╭─ Source data
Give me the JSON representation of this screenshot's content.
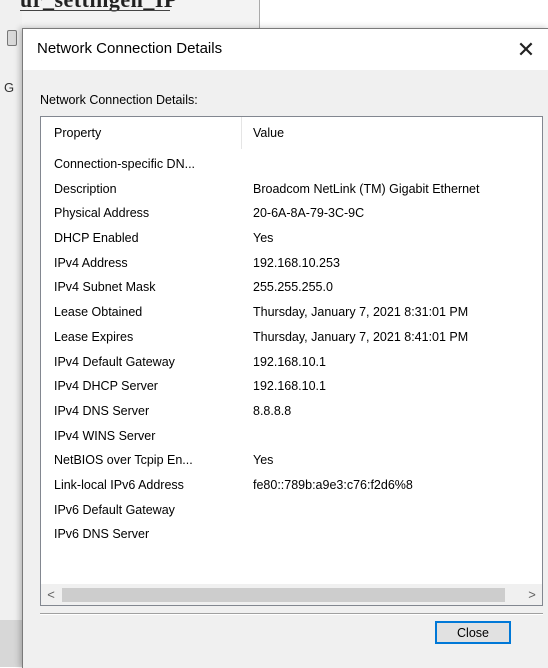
{
  "background": {
    "title_fragment": "ur_settingen_IP",
    "side_letter": "G"
  },
  "dialog": {
    "title": "Network Connection Details",
    "close_icon": "close-icon",
    "group_label": "Network Connection Details:",
    "columns": {
      "property": "Property",
      "value": "Value"
    },
    "rows": [
      {
        "property": "Connection-specific DN...",
        "value": ""
      },
      {
        "property": "Description",
        "value": "Broadcom NetLink (TM) Gigabit Ethernet"
      },
      {
        "property": "Physical Address",
        "value": "20-6A-8A-79-3C-9C"
      },
      {
        "property": "DHCP Enabled",
        "value": "Yes"
      },
      {
        "property": "IPv4 Address",
        "value": "192.168.10.253"
      },
      {
        "property": "IPv4 Subnet Mask",
        "value": "255.255.255.0"
      },
      {
        "property": "Lease Obtained",
        "value": "Thursday, January 7, 2021 8:31:01 PM"
      },
      {
        "property": "Lease Expires",
        "value": "Thursday, January 7, 2021 8:41:01 PM"
      },
      {
        "property": "IPv4 Default Gateway",
        "value": "192.168.10.1"
      },
      {
        "property": "IPv4 DHCP Server",
        "value": "192.168.10.1"
      },
      {
        "property": "IPv4 DNS Server",
        "value": "8.8.8.8"
      },
      {
        "property": "IPv4 WINS Server",
        "value": ""
      },
      {
        "property": "NetBIOS over Tcpip En...",
        "value": "Yes"
      },
      {
        "property": "Link-local IPv6 Address",
        "value": "fe80::789b:a9e3:c76:f2d6%8"
      },
      {
        "property": "IPv6 Default Gateway",
        "value": ""
      },
      {
        "property": "IPv6 DNS Server",
        "value": ""
      }
    ],
    "scrollbar": {
      "left_icon": "chevron-left-icon",
      "right_icon": "chevron-right-icon"
    },
    "close_button_label": "Close",
    "colors": {
      "accent": "#0078d7",
      "dialog_bg": "#f0f0f0",
      "list_bg": "#ffffff"
    }
  }
}
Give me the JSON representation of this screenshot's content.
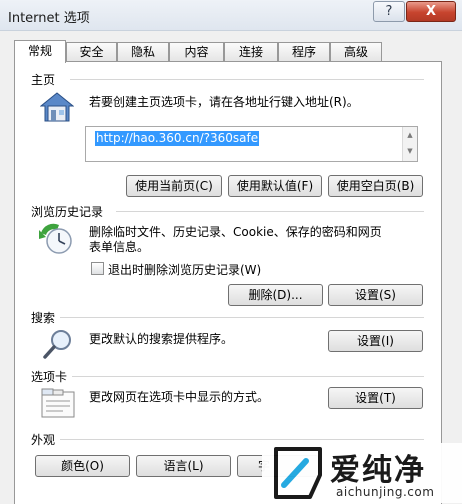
{
  "window": {
    "title": "Internet 选项",
    "help_label": "?",
    "close_label": "X"
  },
  "tabs": [
    {
      "label": "常规",
      "active": true
    },
    {
      "label": "安全"
    },
    {
      "label": "隐私"
    },
    {
      "label": "内容"
    },
    {
      "label": "连接"
    },
    {
      "label": "程序"
    },
    {
      "label": "高级"
    }
  ],
  "home": {
    "title": "主页",
    "description": "若要创建主页选项卡，请在各地址行键入地址(R)。",
    "url": "http://hao.360.cn/?360safe",
    "buttons": {
      "use_current": "使用当前页(C)",
      "use_default": "使用默认值(F)",
      "use_blank": "使用空白页(B)"
    }
  },
  "history": {
    "title": "浏览历史记录",
    "description_line1": "删除临时文件、历史记录、Cookie、保存的密码和网页",
    "description_line2": "表单信息。",
    "checkbox_label": "退出时删除浏览历史记录(W)",
    "delete_button": "删除(D)...",
    "settings_button": "设置(S)"
  },
  "search": {
    "title": "搜索",
    "description": "更改默认的搜索提供程序。",
    "settings_button": "设置(I)"
  },
  "tabs_section": {
    "title": "选项卡",
    "description": "更改网页在选项卡中显示的方式。",
    "settings_button": "设置(T)"
  },
  "appearance": {
    "title": "外观",
    "colors_button": "颜色(O)",
    "languages_button": "语言(L)",
    "fonts_button": "字"
  },
  "watermark": {
    "brand": "爱纯净",
    "site": "aichunjing.com"
  },
  "colors": {
    "selection": "#3399ff",
    "close_button": "#c7442e"
  }
}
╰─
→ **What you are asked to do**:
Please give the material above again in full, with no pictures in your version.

→ **Response to this task**:
Give me the JSON representation of this screenshot's content.
{
  "background": {
    "title_fragment": "ur_settingen_IP",
    "side_letter": "G"
  },
  "dialog": {
    "title": "Network Connection Details",
    "close_icon": "close-icon",
    "group_label": "Network Connection Details:",
    "columns": {
      "property": "Property",
      "value": "Value"
    },
    "rows": [
      {
        "property": "Connection-specific DN...",
        "value": ""
      },
      {
        "property": "Description",
        "value": "Broadcom NetLink (TM) Gigabit Ethernet"
      },
      {
        "property": "Physical Address",
        "value": "20-6A-8A-79-3C-9C"
      },
      {
        "property": "DHCP Enabled",
        "value": "Yes"
      },
      {
        "property": "IPv4 Address",
        "value": "192.168.10.253"
      },
      {
        "property": "IPv4 Subnet Mask",
        "value": "255.255.255.0"
      },
      {
        "property": "Lease Obtained",
        "value": "Thursday, January 7, 2021 8:31:01 PM"
      },
      {
        "property": "Lease Expires",
        "value": "Thursday, January 7, 2021 8:41:01 PM"
      },
      {
        "property": "IPv4 Default Gateway",
        "value": "192.168.10.1"
      },
      {
        "property": "IPv4 DHCP Server",
        "value": "192.168.10.1"
      },
      {
        "property": "IPv4 DNS Server",
        "value": "8.8.8.8"
      },
      {
        "property": "IPv4 WINS Server",
        "value": ""
      },
      {
        "property": "NetBIOS over Tcpip En...",
        "value": "Yes"
      },
      {
        "property": "Link-local IPv6 Address",
        "value": "fe80::789b:a9e3:c76:f2d6%8"
      },
      {
        "property": "IPv6 Default Gateway",
        "value": ""
      },
      {
        "property": "IPv6 DNS Server",
        "value": ""
      }
    ],
    "scrollbar": {
      "left_icon": "chevron-left-icon",
      "right_icon": "chevron-right-icon"
    },
    "close_button_label": "Close",
    "colors": {
      "accent": "#0078d7",
      "dialog_bg": "#f0f0f0",
      "list_bg": "#ffffff"
    }
  }
}
Give me the JSON representation of this screenshot's content.
{
  "window": {
    "title": "Internet 选项",
    "help_label": "?",
    "close_label": "X"
  },
  "tabs": [
    {
      "label": "常规",
      "active": true
    },
    {
      "label": "安全"
    },
    {
      "label": "隐私"
    },
    {
      "label": "内容"
    },
    {
      "label": "连接"
    },
    {
      "label": "程序"
    },
    {
      "label": "高级"
    }
  ],
  "home": {
    "title": "主页",
    "description": "若要创建主页选项卡，请在各地址行键入地址(R)。",
    "url": "http://hao.360.cn/?360safe",
    "buttons": {
      "use_current": "使用当前页(C)",
      "use_default": "使用默认值(F)",
      "use_blank": "使用空白页(B)"
    }
  },
  "history": {
    "title": "浏览历史记录",
    "description_line1": "删除临时文件、历史记录、Cookie、保存的密码和网页",
    "description_line2": "表单信息。",
    "checkbox_label": "退出时删除浏览历史记录(W)",
    "delete_button": "删除(D)...",
    "settings_button": "设置(S)"
  },
  "search": {
    "title": "搜索",
    "description": "更改默认的搜索提供程序。",
    "settings_button": "设置(I)"
  },
  "tabs_section": {
    "title": "选项卡",
    "description": "更改网页在选项卡中显示的方式。",
    "settings_button": "设置(T)"
  },
  "appearance": {
    "title": "外观",
    "colors_button": "颜色(O)",
    "languages_button": "语言(L)",
    "fonts_button": "字"
  },
  "watermark": {
    "brand": "爱纯净",
    "site": "aichunjing.com"
  },
  "colors": {
    "selection": "#3399ff",
    "close_button": "#c7442e"
  }
}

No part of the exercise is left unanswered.